European telcos baulk at EU broadband proposals

15 October 2010 |


Several of Europe’s biggest telecoms companies have expressed dissatisfaction with European Union proposals for regulating the next generation of broadband networks.


EU telecoms commissioner Neelie Kroes said last month that Europe’s major operators will continue to be obliged to provide competitors with cut-price access to their infrastructure, dashing hopes that a gentler regime would apply to the roll-out of next-generation fibre networks than that which has dictated access to old copper connections.

With independent bodies like the FTTH Council Europe saying that at least $400 billion will be needed to upgrade the continent’s internet connections to bring them in line with those in Asia’s leading economies, many incumbents are now complaining that they will not be able to afford their share of this bill if compelled to give access to rivals.

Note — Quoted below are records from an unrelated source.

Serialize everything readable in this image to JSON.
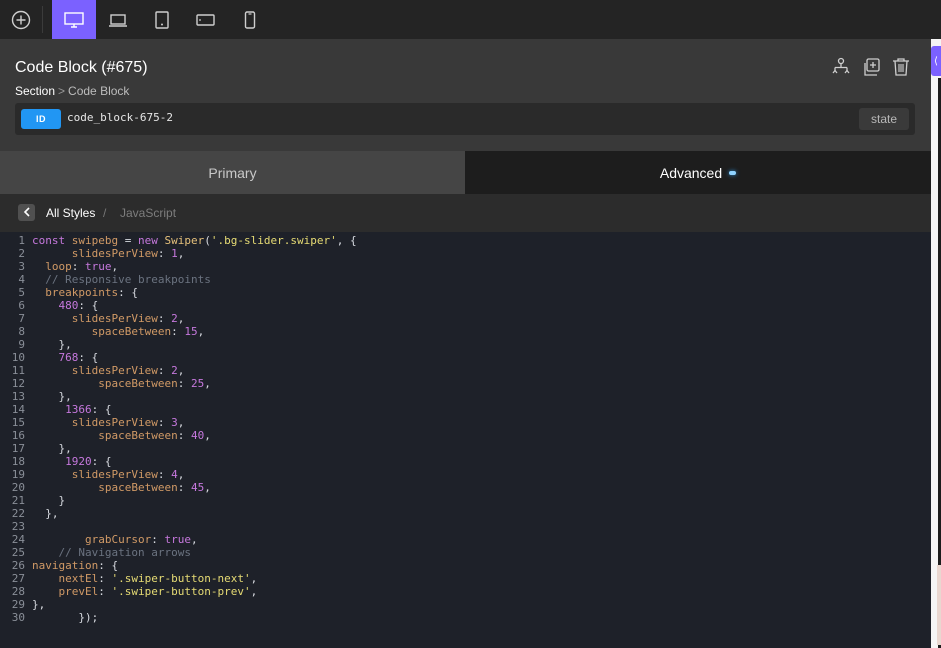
{
  "toolbar": {
    "add_icon": "plus-circle-icon",
    "devices": [
      {
        "name": "desktop",
        "icon": "desktop-icon",
        "active": true
      },
      {
        "name": "laptop",
        "icon": "laptop-icon",
        "active": false
      },
      {
        "name": "tablet-portrait",
        "icon": "tablet-portrait-icon",
        "active": false
      },
      {
        "name": "tablet-landscape",
        "icon": "tablet-landscape-icon",
        "active": false
      },
      {
        "name": "mobile",
        "icon": "mobile-icon",
        "active": false
      }
    ],
    "accent_color": "#7b61ff"
  },
  "element": {
    "title": "Code Block (#675)",
    "breadcrumb": {
      "parent": "Section",
      "separator": ">",
      "current": "Code Block"
    },
    "actions": [
      "structure-icon",
      "duplicate-icon",
      "trash-icon"
    ]
  },
  "selector": {
    "badge": "ID",
    "value": "code_block-675-2",
    "state_label": "state"
  },
  "tabs": [
    {
      "label": "Primary",
      "active": false
    },
    {
      "label": "Advanced",
      "active": true
    }
  ],
  "subnav": {
    "back_label": "All Styles",
    "separator": "/",
    "current": "JavaScript"
  },
  "code": {
    "language": "JavaScript",
    "lines": [
      "const swipebg = new Swiper('.bg-slider.swiper', {",
      "      slidesPerView: 1,",
      "  loop: true,",
      "  // Responsive breakpoints",
      "  breakpoints: {",
      "    480: {",
      "      slidesPerView: 2,",
      "         spaceBetween: 15,",
      "    },",
      "    768: {",
      "      slidesPerView: 2,",
      "          spaceBetween: 25,",
      "    },",
      "     1366: {",
      "      slidesPerView: 3,",
      "          spaceBetween: 40,",
      "    },",
      "     1920: {",
      "      slidesPerView: 4,",
      "          spaceBetween: 45,",
      "    }",
      "  },",
      "",
      "        grabCursor: true,",
      "    // Navigation arrows",
      "navigation: {",
      "    nextEl: '.swiper-button-next',",
      "    prevEl: '.swiper-button-prev',",
      "},",
      "       });"
    ]
  }
}
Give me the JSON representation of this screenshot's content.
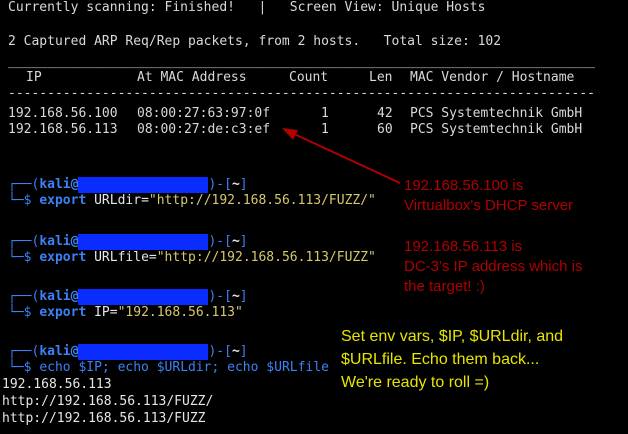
{
  "header": {
    "status": "Currently scanning: Finished!   |   Screen View: Unique Hosts",
    "summary": "2 Captured ARP Req/Rep packets, from 2 hosts.   Total size: 102",
    "divider": "___________________________________________________________________________",
    "columns": [
      "IP",
      "At MAC Address",
      "Count",
      "Len",
      "MAC Vendor / Hostname"
    ],
    "divider2": "---------------------------------------------------------------------------"
  },
  "hosts": [
    {
      "ip": "192.168.56.100",
      "mac": "08:00:27:63:97:0f",
      "count": "1",
      "len": "42",
      "vendor": "PCS Systemtechnik GmbH"
    },
    {
      "ip": "192.168.56.113",
      "mac": "08:00:27:de:c3:ef",
      "count": "1",
      "len": "60",
      "vendor": "PCS Systemtechnik GmbH"
    }
  ],
  "prompt": {
    "user": "kali",
    "at": "@",
    "path": "~",
    "open": "┌──(",
    "close": ")-[",
    "end": "]",
    "cmd_prefix": "└─$ "
  },
  "commands": [
    {
      "kw": "export",
      "rest": " URLdir=",
      "str": "\"http://192.168.56.113/FUZZ/\""
    },
    {
      "kw": "export",
      "rest": " URLfile=",
      "str": "\"http://192.168.56.113/FUZZ\""
    },
    {
      "kw": "export",
      "rest": " IP=",
      "str": "\"192.168.56.113\""
    }
  ],
  "last_command": "echo $IP; echo $URLdir; echo $URLfile",
  "output": [
    "192.168.56.113",
    "http://192.168.56.113/FUZZ/",
    "http://192.168.56.113/FUZZ"
  ],
  "annotations": {
    "red1": [
      "192.168.56.100 is",
      "Virtualbox's DHCP server"
    ],
    "red2": [
      "192.168.56.113 is",
      "DC-3's IP address which is",
      "the target! :)"
    ],
    "yellow": [
      "Set env vars, $IP, $URLdir, and",
      "$URLfile. Echo them back...",
      "We're ready to roll =)"
    ]
  },
  "colors": {
    "background": "#000000",
    "prompt_blue": "#3b82f6",
    "mask_blue": "#0a2cff",
    "annotation_red": "#b00000",
    "annotation_yellow": "#e6e600"
  }
}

France Telecom CEO Stephane Richard said he was “not fully comfortable” with the new regulatory proposals, warning that they would damage the investment case for new fibre. Franco Bernabe, CEO at Telecom Italia, foresaw that Europe’s incumbents would be forced into becoming no more than “dumb pipes” for the traffic of other service providers.

“Clearly if regulation goes further than is necessary to protect competition, it can scare off potential investors,” said James Walsh, technology associate at international law firm Eversheds. “The trouble that regulators face with next-generation networks is where to strike the balance between regulating the price that network operators have to offer for wholesale access, and allowing them a fair return on their investment. In cases where incumbent network operators have significant market power, some constraints on pricing need to be put in place to ensure that, ultimately, consumers can obtain reasonable prices for communications services. However, this should not be to such an extent as to stifle technological developments. National regulators within Europe will need to take this into account to ensure that next-generation networks are bankable.”